You do not catch the Teuton of these days mooning away his life without any sane object in view. The young Werthers of Fatherland do not bring their miserable "sorrows" to this country; indeed I am strongly of opinion that the historical idiot of that name was the last of his race, and one ought to rejoice if the species to which that young man belonged is extinct. There is a very fair prospect of Young Ollendorf crowding Young Bull out--commercially at all events. And here comes the gist of my remarks. To prevent extinction, Young Taurus, you must get yourself educated--yes, educated. Do not storm. What you are fatuously pleased to call your "education" has cost about four times as much as Young Ollendorf's education cost, but Young Ollendorf has acquired about four times as much knowledge as you have; I mean knowledge of the kind that is likely to aid either him or you to rise in life. Also, Ollendorf does not delude himself with the childish idea that when he has left school he has "finished his education;" he is not such an idiot as to believe that any man ever does that on this side of the grave, even if he should ever do it on the other. He keeps pegging on at studies of some direct practical use; and this is the reason why Ollendorf so often passes the winning-post, while Bull is so often distanced. I know all about scrificing to the Graces, sporting with Amaryllis in the shade, dulce est desipere, and all the rest of it. I know it all by heart, but I also know that all these things, though good enough in loco, must invariably be your second consideration, and never be your first, if you have any wish whatever to hold your own in the nowadays world.

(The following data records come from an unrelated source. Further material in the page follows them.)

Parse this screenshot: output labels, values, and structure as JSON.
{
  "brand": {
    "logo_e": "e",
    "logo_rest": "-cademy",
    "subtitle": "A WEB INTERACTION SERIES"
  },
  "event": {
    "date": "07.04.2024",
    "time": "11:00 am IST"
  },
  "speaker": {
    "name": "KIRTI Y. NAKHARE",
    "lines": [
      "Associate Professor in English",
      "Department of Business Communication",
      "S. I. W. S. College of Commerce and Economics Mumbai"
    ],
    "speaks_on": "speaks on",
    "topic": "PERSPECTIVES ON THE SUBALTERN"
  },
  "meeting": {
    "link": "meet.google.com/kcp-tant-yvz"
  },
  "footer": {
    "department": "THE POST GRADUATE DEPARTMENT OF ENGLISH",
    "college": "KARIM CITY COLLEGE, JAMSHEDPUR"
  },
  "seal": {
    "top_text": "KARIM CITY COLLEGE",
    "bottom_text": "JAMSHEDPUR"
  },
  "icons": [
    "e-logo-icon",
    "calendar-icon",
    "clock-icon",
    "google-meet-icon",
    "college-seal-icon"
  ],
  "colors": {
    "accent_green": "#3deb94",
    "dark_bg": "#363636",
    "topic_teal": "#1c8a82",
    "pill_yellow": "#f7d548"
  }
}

And now, as the preachers say, "One word before we part." Get rid of your stupendous British conceit, Young Bull; lay yourself to work in earnest, Young Bull; or rest assured that Ollendorf will have put his boots on, will have marched ahead, and will have crowded you out, while you, my Tauriculus, are only just beginning to think about "hommerin' the leather."
Typed by Blossom Barden, Feb 2013